### [Information given]
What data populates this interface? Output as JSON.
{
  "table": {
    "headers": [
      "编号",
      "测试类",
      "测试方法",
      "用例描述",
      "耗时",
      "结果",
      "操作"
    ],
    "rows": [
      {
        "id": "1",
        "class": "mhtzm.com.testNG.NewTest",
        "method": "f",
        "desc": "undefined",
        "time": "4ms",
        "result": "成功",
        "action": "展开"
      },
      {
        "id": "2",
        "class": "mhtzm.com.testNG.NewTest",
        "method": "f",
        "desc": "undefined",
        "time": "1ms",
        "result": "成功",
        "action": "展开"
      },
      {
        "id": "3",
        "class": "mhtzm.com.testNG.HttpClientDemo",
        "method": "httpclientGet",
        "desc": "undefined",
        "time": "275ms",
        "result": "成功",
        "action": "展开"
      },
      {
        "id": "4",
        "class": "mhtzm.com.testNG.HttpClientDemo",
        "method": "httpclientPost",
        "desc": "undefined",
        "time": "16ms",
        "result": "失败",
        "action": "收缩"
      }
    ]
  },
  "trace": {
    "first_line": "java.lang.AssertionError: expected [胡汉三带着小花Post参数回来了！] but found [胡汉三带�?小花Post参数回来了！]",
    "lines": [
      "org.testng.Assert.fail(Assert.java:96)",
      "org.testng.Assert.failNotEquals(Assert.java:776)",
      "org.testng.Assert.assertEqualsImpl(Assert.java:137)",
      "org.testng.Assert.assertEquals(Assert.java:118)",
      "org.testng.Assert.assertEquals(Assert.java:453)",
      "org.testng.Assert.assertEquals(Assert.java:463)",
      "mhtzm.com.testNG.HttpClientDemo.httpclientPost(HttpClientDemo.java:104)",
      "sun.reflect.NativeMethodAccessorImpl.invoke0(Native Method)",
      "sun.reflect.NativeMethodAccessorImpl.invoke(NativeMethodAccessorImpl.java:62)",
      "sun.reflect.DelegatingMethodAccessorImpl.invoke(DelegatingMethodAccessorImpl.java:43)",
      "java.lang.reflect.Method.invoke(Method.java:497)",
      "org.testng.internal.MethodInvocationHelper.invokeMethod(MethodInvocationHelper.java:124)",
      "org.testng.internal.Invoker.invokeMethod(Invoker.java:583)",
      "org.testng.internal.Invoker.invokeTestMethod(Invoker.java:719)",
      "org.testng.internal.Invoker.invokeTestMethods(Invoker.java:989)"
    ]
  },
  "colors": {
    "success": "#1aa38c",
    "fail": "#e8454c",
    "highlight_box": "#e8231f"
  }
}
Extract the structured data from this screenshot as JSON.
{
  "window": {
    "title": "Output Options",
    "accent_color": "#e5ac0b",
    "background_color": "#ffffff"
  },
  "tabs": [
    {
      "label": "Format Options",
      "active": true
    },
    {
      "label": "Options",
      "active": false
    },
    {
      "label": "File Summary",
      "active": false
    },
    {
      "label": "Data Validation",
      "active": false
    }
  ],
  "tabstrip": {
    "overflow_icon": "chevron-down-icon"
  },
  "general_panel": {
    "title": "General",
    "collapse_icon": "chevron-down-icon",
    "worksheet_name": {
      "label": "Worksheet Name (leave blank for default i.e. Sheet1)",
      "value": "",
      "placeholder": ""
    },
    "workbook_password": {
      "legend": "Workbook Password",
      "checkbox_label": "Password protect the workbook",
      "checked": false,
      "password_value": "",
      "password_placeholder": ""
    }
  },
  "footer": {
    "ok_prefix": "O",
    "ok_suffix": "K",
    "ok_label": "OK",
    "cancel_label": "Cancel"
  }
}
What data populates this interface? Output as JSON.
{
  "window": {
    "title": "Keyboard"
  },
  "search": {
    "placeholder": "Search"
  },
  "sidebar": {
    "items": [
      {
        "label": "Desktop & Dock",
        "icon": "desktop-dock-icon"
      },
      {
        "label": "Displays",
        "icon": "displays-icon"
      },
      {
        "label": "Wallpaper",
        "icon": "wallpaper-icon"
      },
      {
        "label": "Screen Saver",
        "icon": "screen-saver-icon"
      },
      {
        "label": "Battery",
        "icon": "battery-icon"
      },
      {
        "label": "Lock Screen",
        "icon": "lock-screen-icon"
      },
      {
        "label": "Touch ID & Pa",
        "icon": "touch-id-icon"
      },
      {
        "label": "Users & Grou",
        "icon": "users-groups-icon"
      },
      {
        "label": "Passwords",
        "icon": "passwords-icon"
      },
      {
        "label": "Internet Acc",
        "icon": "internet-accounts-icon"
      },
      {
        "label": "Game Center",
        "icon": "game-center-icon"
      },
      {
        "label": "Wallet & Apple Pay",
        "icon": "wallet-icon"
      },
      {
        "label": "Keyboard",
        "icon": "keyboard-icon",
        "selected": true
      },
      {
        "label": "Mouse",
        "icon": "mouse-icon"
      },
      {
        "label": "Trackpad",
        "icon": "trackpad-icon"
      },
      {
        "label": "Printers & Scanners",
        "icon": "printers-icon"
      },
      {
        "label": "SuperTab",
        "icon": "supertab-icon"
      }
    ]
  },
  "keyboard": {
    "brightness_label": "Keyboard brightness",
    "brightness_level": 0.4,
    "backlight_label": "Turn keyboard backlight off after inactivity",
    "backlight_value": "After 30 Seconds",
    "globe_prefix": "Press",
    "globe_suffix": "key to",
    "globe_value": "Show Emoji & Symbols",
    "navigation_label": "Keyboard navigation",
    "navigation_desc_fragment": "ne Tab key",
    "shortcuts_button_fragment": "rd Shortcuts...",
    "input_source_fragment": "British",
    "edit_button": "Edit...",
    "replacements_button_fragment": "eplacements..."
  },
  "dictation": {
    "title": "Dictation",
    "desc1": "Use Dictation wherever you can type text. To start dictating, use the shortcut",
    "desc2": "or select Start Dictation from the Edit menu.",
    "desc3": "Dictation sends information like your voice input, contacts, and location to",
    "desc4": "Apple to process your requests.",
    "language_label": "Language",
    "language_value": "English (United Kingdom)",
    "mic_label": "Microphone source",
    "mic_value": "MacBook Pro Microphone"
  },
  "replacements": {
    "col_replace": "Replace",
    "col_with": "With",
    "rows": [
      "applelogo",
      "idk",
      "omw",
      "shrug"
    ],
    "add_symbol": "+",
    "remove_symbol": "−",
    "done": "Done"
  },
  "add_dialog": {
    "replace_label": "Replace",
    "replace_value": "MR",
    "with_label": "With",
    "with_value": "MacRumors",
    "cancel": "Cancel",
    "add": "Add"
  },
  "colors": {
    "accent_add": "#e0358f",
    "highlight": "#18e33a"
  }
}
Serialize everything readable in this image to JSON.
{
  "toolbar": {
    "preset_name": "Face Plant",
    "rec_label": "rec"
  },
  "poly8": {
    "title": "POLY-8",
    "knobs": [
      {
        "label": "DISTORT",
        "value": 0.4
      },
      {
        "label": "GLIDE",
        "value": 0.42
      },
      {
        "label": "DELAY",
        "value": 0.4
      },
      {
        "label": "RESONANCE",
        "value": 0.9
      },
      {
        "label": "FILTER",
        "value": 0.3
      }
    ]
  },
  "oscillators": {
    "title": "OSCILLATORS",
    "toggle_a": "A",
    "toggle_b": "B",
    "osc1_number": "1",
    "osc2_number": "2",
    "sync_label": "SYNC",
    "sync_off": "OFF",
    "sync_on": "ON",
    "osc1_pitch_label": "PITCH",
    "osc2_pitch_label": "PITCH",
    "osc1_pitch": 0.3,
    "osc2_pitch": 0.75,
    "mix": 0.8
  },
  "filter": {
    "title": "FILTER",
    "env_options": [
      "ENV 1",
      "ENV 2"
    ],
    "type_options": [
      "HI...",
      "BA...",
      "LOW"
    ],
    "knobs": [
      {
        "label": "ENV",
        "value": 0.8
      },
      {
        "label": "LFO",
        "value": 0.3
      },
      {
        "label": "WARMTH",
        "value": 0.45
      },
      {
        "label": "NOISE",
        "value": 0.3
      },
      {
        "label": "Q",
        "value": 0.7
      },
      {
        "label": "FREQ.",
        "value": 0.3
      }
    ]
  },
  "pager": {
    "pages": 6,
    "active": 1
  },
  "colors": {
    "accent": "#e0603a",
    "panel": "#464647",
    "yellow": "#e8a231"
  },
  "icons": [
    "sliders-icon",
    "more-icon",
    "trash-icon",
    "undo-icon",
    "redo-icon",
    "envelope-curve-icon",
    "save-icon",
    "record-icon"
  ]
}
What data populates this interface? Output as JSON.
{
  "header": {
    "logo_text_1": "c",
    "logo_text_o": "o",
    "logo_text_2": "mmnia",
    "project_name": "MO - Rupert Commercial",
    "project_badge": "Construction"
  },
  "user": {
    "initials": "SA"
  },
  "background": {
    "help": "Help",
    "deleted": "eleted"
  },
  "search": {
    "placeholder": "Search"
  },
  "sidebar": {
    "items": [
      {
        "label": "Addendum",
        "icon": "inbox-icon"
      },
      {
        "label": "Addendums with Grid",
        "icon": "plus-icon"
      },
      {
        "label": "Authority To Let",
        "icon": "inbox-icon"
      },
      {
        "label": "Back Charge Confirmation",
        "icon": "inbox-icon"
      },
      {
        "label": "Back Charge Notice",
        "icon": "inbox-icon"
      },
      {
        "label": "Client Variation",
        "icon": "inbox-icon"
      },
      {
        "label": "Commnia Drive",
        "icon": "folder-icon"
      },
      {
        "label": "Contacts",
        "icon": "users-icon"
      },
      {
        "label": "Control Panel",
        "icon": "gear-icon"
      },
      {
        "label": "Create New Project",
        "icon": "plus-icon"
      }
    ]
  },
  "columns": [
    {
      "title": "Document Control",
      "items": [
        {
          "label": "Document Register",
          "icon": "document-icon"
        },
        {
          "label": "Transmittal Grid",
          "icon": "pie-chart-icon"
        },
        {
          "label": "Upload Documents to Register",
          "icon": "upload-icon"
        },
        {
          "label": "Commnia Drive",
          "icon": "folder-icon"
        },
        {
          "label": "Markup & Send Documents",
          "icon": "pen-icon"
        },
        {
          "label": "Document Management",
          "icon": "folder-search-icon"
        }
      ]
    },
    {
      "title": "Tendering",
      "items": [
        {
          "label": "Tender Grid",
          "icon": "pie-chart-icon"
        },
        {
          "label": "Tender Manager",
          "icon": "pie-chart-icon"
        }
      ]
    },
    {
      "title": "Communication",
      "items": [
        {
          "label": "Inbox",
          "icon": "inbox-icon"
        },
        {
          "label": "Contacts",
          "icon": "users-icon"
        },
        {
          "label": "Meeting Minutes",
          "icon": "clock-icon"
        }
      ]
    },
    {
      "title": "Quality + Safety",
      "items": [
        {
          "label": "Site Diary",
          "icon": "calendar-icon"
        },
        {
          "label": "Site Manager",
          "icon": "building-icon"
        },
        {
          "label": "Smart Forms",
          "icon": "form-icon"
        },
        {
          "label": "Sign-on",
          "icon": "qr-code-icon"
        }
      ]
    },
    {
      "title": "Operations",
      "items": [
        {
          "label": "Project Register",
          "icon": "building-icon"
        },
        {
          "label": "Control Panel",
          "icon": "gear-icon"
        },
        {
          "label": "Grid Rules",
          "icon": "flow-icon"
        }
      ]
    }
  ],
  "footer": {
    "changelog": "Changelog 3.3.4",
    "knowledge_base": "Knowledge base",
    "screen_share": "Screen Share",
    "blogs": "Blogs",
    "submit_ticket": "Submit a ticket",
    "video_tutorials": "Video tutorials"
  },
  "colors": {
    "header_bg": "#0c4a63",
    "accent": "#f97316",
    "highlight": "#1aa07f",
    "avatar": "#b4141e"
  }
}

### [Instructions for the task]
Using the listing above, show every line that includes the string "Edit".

### [Solution to the exercise]
    "edit_button": "Edit...",
    "desc2": "or select Start Dictation from the Edit menu.",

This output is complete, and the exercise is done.